* What you should do: Please tell how many of the lines below contain "this", using only a number.

(Items from an interface collection)
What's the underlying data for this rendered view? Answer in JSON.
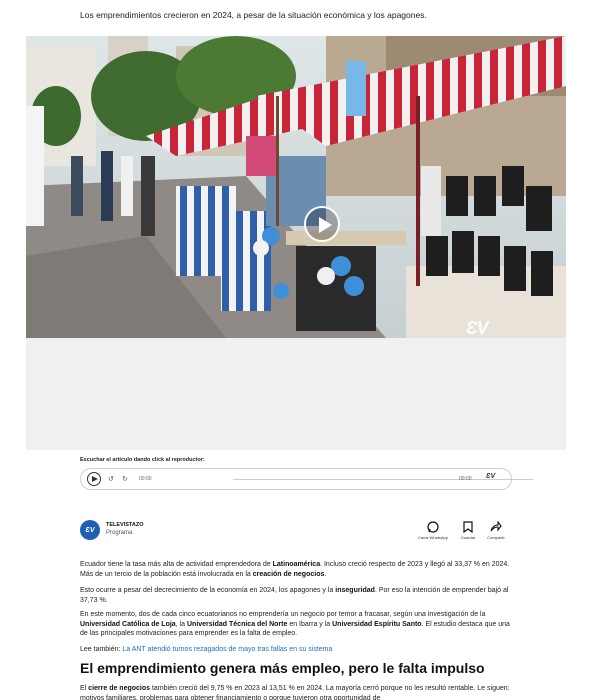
{
  "article": {
    "subtitle": "Los emprendimientos crecieron en 2024, a pesar de la situación económica y los apagones."
  },
  "video": {
    "watermark": "ƐV"
  },
  "audio_player": {
    "listen_label": "Escuchar el artículo dando click al reproductor:",
    "back_label": "↺",
    "forward_label": "↻",
    "time_current": "00:00",
    "time_total": "00:00",
    "brand": "ƐV"
  },
  "author": {
    "logo_text": "ƐV",
    "name": "TELEVISTAZO",
    "role": "Programa"
  },
  "actions": {
    "whatsapp": "Canal WhatsApp",
    "save": "Guardar",
    "share": "Compartir"
  },
  "body": {
    "p1_a": "Ecuador tiene la tasa más alta de actividad emprendedora de ",
    "p1_b": "Latinoamérica",
    "p1_c": ". Incluso creció respecto de 2023 y llegó al 33,37 % en 2024. Más de un tercio de la población está involucrada en la ",
    "p1_d": "creación de negocios",
    "p1_e": ".",
    "p2_a": "Esto ocurre a pesar del decrecimiento de la economía en 2024, los apagones y la ",
    "p2_b": "inseguridad",
    "p2_c": ". Por eso la intención de emprender bajó al 37,73 %.",
    "p3_a": "En este momento, dos de cada cinco ecuatorianos no emprendería un negocio por temor a fracasar, según una investigación de la ",
    "p3_b": "Universidad Católica de Loja",
    "p3_c": ", la ",
    "p3_d": "Universidad Técnica del Norte",
    "p3_e": " en Ibarra y la ",
    "p3_f": "Universidad Espíritu Santo",
    "p3_g": ". El estudio destaca que una de las principales motivaciones para emprender es la falta de empleo.",
    "see_also_prefix": "Lee también: ",
    "see_also_link": "La ANT atendió turnos rezagados de mayo tras fallas en su sistema",
    "heading": "El emprendimiento genera más empleo, pero le falta impulso",
    "p4_a": "El ",
    "p4_b": "cierre de negocios",
    "p4_c": " también creció del 9,75 % en 2023 al 13,51 % en 2024. La mayoría cerró porque no les resultó rentable. Le siguen: motivos familiares, problemas para obtener financiamiento o porque tuvieron otra oportunidad de"
  }
}
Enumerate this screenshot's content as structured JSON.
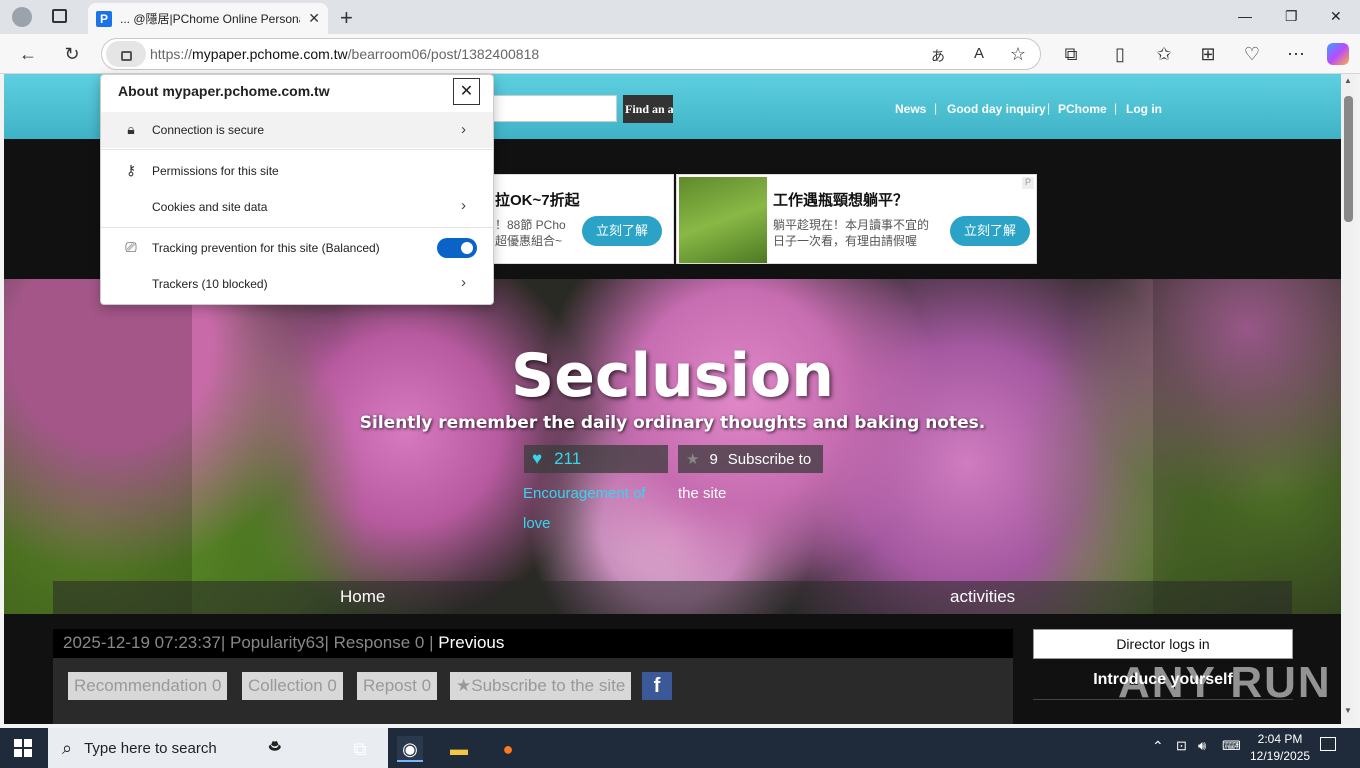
{
  "browser": {
    "tab_title": "... @隱居|PChome Online Personal",
    "tab_favicon": "P",
    "url_prefix": "https://",
    "url_host": "mypaper.pchome.com.tw",
    "url_path": "/bearroom06/post/1382400818"
  },
  "popup": {
    "title": "About mypaper.pchome.com.tw",
    "connection": "Connection is secure",
    "permissions": "Permissions for this site",
    "cookies": "Cookies and site data",
    "tracking": "Tracking prevention for this site (Balanced)",
    "trackers": "Trackers (10 blocked)",
    "tracking_enabled": true
  },
  "site": {
    "find_button": "Find an a",
    "links": [
      "News",
      "Good day inquiry",
      "PChome",
      "Log in"
    ],
    "title": "Seclusion",
    "subtitle": "Silently remember the daily ordinary thoughts and baking notes.",
    "likes": "211",
    "like_label": "Encouragement of love",
    "subscribers": "9",
    "subscribe_label": "Subscribe to",
    "subscribe_label2": "the site",
    "menu": [
      "Home",
      "activities"
    ]
  },
  "ads": [
    {
      "title": "拉OK~7折起",
      "text1": "！88節 PCho",
      "text2": "超優惠組合~",
      "button": "立刻了解"
    },
    {
      "title": "工作遇瓶頸想躺平？",
      "text1": "躺平趁現在！本月讀事不宜的",
      "text2": "日子一次看，有理由請假喔",
      "button": "立刻了解"
    }
  ],
  "post": {
    "meta": "2025-12-19 07:23:37| Popularity63| Response 0 | ",
    "previous": "Previous",
    "recommendation": "Recommendation  0",
    "collection": "Collection  0",
    "repost": "Repost  0",
    "subscribe": "★Subscribe to the site",
    "facebook": "f"
  },
  "sidebar": {
    "director": "Director logs in",
    "introduce": "Introduce yourself"
  },
  "taskbar": {
    "search_placeholder": "Type here to search",
    "time": "2:04 PM",
    "date": "12/19/2025"
  },
  "watermark": "ANY RUN",
  "colors": {
    "header_teal": "#4bc2d3",
    "accent_cyan": "#35d6ef",
    "toggle_blue": "#0a64c8",
    "facebook_blue": "#3b5998"
  }
}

* Task response: 4